STANFORD HISTORY EDUCATION GROUP sheg.stanford.edu
The Sepoy Rebellion Lesson Plan Central Historical Question:
What caused the Sepoy Rebellion?
Copies of Documents A-E
Copies of Guiding Questions
This lesson is intended for multiple class periods. Prior to this lesson, students should be familiar with India’s colonial history and the establishment of the British East India Company.
Plan of Instruction:
1. Introduction: Use the PowerPoint presentation to establish background information on the Sepoy Rebellion and introduce the day’s Central Historical Question. a. Slide 2: British Colonial India 1765-1805.
During the first half of the 19th century, Britain ruled large parts of India through its British East India Company. This was a huge private trading company with governmental powers, such as the power to tax, raise armies, reach agreements with local Indian princes, and take over some regions directly.
Note: The British territory is colored pink on the map. b. Slide 3: Mughal Empire.
India was a huge rural society with millions of poor peasants. A large minority of them were Muslims. The Muslim Mughal emperors once ruled much of India, but they had lost most of their power by the early 1800s. Most Indians were Hindus. They were divided into castes – hierarchical social classes based on beliefs of purity and pollution that each person was born into. The Brahmin caste was the highest one.
c. Slide 4-5: The British East India Company & British Colonial India 1837-1857.
The number of British officials in India was small. However, during the first half of the 19
century, Britain extended its control of the country. In many regions, the East India Company relied on traditional princes and other rulers. In some regions, the Company took direct control, in part to tax land more effectively. Its taxing powers often angered both poor peasants and wealthy aristocratic landowners.
d. Slide 6: Sepoys: Indian Soldiers.
The sepoys were Indian soldiers serving in the British East India Company's armies. By the 1850s, there were nearly 300,000 sepoys serving in the Company’s army.
Note: The British territory is colored pink on the map.
e. Slide 7: Rebellion of 1857.

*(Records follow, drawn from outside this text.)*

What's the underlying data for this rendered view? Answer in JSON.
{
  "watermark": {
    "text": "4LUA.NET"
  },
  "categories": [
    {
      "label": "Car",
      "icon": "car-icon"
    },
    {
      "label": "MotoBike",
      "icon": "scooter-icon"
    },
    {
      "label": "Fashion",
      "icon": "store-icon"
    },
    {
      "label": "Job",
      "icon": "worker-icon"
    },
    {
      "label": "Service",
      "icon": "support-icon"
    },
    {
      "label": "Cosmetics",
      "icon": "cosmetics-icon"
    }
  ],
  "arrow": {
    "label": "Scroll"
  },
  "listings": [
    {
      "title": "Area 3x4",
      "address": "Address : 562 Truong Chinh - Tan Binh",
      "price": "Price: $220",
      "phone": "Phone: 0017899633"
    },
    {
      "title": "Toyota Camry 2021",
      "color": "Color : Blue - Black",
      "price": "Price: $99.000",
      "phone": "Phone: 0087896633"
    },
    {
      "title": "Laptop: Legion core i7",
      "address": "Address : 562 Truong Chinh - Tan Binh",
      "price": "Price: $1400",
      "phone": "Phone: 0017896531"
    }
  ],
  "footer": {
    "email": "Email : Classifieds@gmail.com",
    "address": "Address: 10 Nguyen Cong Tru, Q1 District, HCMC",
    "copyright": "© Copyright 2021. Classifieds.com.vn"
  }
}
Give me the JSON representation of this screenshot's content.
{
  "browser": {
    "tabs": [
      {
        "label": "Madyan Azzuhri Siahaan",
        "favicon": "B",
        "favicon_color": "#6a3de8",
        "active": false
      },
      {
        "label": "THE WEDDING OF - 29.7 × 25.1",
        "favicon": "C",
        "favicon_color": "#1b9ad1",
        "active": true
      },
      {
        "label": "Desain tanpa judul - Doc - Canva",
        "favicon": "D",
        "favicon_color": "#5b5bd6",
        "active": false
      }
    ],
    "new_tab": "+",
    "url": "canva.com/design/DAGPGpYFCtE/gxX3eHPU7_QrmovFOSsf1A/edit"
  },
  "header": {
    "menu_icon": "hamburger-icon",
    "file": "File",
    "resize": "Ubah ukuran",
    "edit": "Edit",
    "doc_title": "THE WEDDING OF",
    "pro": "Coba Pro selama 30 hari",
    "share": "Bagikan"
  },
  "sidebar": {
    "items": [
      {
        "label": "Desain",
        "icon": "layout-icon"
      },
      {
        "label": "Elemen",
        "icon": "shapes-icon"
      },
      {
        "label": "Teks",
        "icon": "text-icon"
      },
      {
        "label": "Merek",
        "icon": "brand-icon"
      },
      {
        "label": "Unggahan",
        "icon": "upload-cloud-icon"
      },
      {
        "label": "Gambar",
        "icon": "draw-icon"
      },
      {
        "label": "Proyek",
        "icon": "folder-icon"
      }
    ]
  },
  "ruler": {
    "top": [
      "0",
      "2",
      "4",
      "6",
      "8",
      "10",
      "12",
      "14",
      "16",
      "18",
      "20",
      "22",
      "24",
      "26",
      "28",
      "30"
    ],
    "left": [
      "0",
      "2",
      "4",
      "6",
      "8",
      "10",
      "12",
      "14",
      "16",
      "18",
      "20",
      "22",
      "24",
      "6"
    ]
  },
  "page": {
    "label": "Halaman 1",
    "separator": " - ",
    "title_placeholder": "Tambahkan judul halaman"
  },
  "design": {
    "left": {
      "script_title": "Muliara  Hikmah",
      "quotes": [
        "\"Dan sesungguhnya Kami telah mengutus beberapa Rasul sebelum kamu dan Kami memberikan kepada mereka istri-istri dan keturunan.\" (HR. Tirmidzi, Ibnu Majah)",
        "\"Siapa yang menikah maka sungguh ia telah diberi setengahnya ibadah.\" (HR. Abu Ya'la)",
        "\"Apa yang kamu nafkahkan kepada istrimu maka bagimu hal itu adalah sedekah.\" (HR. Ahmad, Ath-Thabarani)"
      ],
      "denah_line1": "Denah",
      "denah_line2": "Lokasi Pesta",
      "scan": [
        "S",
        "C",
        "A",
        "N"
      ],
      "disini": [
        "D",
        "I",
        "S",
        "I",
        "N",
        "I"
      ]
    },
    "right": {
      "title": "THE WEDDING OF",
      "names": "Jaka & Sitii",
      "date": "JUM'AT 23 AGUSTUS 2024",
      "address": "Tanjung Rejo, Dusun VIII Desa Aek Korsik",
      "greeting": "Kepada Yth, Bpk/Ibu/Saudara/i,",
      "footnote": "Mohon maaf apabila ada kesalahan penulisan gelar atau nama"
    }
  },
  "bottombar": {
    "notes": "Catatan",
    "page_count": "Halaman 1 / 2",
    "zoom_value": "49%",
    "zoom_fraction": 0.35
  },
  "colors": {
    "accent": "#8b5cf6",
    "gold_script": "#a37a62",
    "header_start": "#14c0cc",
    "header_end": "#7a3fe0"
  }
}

In 1857, rumors spread that new rifle cartridges were greased with cow and pig fat. Using them would violate both Muslim and Hindu rules. On May 10th 1857, some sepoys violently rebelled,